  • Building another runway would cause endless problems as the M25 is diverted., if what happened when it was diverted for Terminal 5 is anything to go by.
  • Gatwick will have better rail connections.
  • Heathrow has annoyed a lot of influential and powerful people and organisations in West London.
  • The site is too small, even after demolishing the odd village.
  • I don’t believe they’ll solve the pollution problem.
  • I don’t like approaching the airport over Central London.
  • It is the more expensive option.

You can probably say similar things for Gatwick.

But at least Gatwick’s owners don’t seem to be as greedy and uncooperative as those at Heathrow.

At least Gatwick’s plans seem well advanced, as this visualisation shows.

Gatwick With Two Runways

Gatwick With Two Runways

This appears to me to be a good efficient design.

  • The new runway is on the left.
  • It looks like the secondary North runway, used when the current main runway is under msaintenance, is still in place.
  • Between the two runways is a massive new terminal.
  • Note the station in the bottom right corner, with the Brighton Main Line going across.
  • The red line is a shuttle, that takes passengers between the current North and Main terminals, the new terminal and the train station.
  • Little demolition seems to have taken place.

But in some ways, where the runway is built is irrelevant, if Crossrail and the improved Thameslink work as they say on their tins.

These two high-capacity railways will give Heathrow and Gatwick a shared terminal called London, that unfortunately for them, they will share with  Stansted, Luton, HS2 and Eurostar.

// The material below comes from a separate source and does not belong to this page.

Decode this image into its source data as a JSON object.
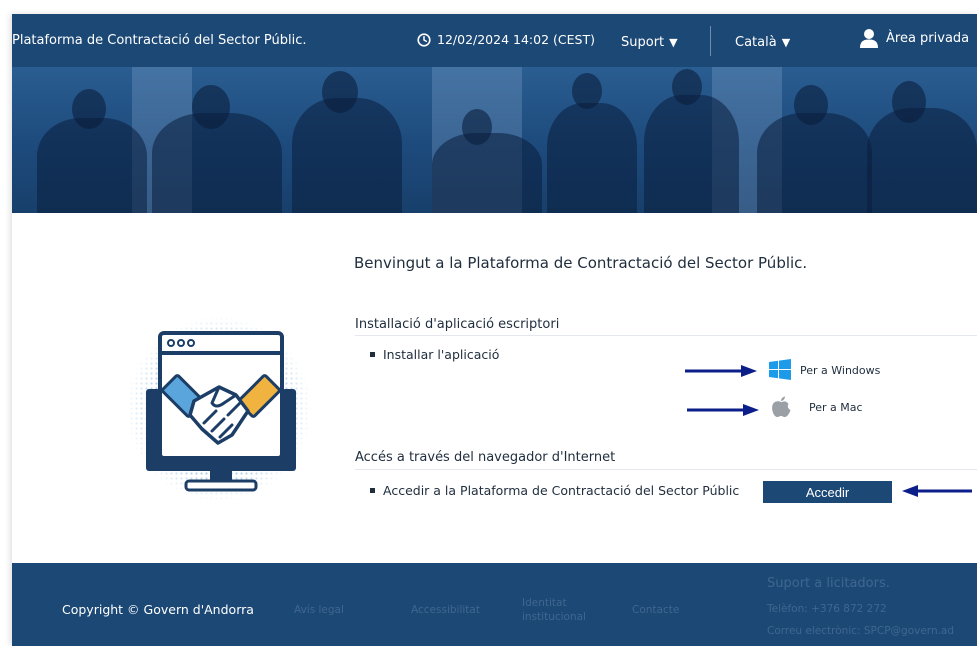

I feel though, that because of Brexit, we’ll see a decision before the end of the year and possibly in the next few weeks.

British governments have fiddled for far too long!

 

July 15, 2016 Posted by | Travel | , , , , , , | Leave a comment